Directions for this task >> Your answer should repeat every line of the records below in which the word "Envelopes" appears.

(Collection entries)
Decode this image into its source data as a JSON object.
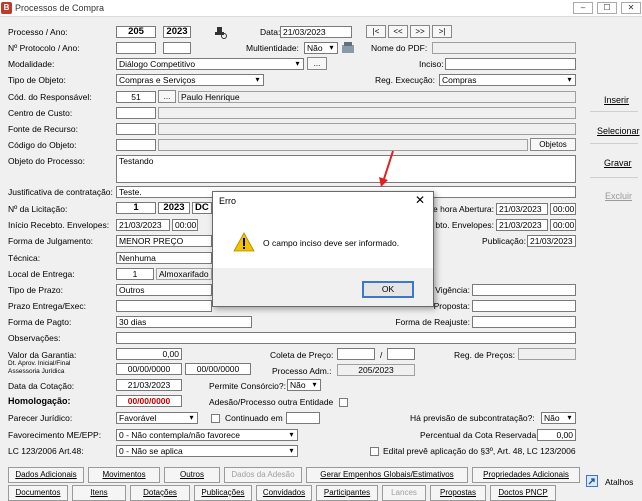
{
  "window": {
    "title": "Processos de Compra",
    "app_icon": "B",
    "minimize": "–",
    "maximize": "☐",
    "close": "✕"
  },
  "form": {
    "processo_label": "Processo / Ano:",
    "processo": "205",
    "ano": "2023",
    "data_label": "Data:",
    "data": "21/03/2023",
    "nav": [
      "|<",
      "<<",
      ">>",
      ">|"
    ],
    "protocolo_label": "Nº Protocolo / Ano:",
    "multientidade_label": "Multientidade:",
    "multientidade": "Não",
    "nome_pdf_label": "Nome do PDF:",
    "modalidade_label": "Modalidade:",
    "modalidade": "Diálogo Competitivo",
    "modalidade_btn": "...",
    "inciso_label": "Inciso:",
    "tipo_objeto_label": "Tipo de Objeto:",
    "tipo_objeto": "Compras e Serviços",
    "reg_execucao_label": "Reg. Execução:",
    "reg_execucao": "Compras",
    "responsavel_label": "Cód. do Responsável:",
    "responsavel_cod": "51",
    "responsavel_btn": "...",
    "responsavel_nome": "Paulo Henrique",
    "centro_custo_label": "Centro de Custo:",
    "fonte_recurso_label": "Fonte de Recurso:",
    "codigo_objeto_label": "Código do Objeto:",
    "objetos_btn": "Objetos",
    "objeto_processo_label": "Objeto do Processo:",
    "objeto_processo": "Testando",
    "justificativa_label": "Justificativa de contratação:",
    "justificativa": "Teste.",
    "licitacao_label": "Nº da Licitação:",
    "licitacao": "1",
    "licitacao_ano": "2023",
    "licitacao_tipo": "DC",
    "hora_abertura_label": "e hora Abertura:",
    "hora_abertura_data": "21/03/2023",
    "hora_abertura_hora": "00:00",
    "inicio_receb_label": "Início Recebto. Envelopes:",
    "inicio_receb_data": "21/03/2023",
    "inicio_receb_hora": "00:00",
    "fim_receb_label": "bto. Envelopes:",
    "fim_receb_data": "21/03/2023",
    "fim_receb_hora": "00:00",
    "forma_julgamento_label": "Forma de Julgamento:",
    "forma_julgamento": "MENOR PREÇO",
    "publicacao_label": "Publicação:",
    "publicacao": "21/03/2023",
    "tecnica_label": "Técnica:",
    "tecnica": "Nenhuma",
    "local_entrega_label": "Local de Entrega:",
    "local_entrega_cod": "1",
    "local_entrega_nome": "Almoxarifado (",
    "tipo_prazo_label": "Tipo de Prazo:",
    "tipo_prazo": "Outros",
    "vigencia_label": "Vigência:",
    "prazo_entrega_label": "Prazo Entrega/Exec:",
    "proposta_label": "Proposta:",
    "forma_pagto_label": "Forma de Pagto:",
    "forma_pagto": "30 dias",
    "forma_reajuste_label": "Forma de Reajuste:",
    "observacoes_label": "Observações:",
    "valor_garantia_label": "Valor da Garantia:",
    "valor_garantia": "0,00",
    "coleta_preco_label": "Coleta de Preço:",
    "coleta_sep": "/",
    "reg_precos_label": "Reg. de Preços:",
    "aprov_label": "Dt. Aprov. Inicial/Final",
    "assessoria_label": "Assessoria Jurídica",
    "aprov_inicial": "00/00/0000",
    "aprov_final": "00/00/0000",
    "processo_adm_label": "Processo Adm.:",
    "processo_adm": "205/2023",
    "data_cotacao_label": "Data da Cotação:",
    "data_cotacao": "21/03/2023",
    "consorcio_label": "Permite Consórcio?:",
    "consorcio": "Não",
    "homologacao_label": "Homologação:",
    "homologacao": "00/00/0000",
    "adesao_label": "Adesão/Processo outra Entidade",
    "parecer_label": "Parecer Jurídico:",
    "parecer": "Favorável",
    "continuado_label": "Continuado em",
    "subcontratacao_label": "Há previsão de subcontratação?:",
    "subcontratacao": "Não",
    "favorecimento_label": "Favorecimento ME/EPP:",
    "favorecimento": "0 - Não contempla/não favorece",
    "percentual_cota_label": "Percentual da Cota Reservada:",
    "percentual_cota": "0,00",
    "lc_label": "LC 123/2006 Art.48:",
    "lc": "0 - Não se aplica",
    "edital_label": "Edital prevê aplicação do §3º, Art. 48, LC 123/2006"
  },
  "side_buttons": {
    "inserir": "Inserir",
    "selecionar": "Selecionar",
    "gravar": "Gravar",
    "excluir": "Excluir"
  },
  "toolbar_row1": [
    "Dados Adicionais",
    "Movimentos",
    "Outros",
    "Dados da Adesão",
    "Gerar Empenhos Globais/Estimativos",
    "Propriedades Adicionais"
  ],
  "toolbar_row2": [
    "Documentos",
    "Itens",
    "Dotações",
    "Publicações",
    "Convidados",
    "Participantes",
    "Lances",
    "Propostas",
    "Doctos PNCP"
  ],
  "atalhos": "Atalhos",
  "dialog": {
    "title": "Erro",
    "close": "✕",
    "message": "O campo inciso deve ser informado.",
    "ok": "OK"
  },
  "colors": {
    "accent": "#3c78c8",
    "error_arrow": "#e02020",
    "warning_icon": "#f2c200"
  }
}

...

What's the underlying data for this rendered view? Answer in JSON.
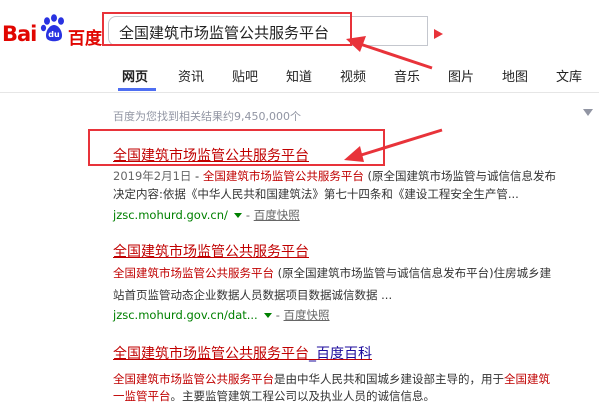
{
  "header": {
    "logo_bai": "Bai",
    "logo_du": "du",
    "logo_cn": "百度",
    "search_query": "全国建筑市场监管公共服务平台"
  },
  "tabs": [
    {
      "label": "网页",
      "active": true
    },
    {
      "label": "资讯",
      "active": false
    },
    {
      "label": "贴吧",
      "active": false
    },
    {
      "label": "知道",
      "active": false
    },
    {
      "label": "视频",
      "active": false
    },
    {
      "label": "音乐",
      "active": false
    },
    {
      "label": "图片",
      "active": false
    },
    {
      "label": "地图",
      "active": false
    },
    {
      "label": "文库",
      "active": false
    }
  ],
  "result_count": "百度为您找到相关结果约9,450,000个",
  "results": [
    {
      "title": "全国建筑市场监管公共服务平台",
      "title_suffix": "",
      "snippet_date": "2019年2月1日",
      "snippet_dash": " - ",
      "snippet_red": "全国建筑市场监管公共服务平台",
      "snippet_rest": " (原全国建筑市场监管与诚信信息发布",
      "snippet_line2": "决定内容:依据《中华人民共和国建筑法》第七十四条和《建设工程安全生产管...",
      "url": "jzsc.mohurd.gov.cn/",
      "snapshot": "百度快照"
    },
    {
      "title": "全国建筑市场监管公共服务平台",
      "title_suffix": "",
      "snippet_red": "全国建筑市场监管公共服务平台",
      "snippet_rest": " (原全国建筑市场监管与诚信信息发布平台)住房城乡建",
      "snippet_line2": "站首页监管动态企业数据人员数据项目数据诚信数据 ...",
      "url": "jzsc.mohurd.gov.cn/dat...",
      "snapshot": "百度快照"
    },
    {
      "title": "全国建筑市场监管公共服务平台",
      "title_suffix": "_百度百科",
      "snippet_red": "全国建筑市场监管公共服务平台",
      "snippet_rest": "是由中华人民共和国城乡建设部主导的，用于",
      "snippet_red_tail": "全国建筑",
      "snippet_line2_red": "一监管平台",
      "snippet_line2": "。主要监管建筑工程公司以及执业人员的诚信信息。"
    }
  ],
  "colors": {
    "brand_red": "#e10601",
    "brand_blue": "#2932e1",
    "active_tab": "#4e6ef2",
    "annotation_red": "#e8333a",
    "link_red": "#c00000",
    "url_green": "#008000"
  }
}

Answer section >>
    "inicio_receb_label": "Início Recebto. Envelopes:",
    "fim_receb_label": "bto. Envelopes:",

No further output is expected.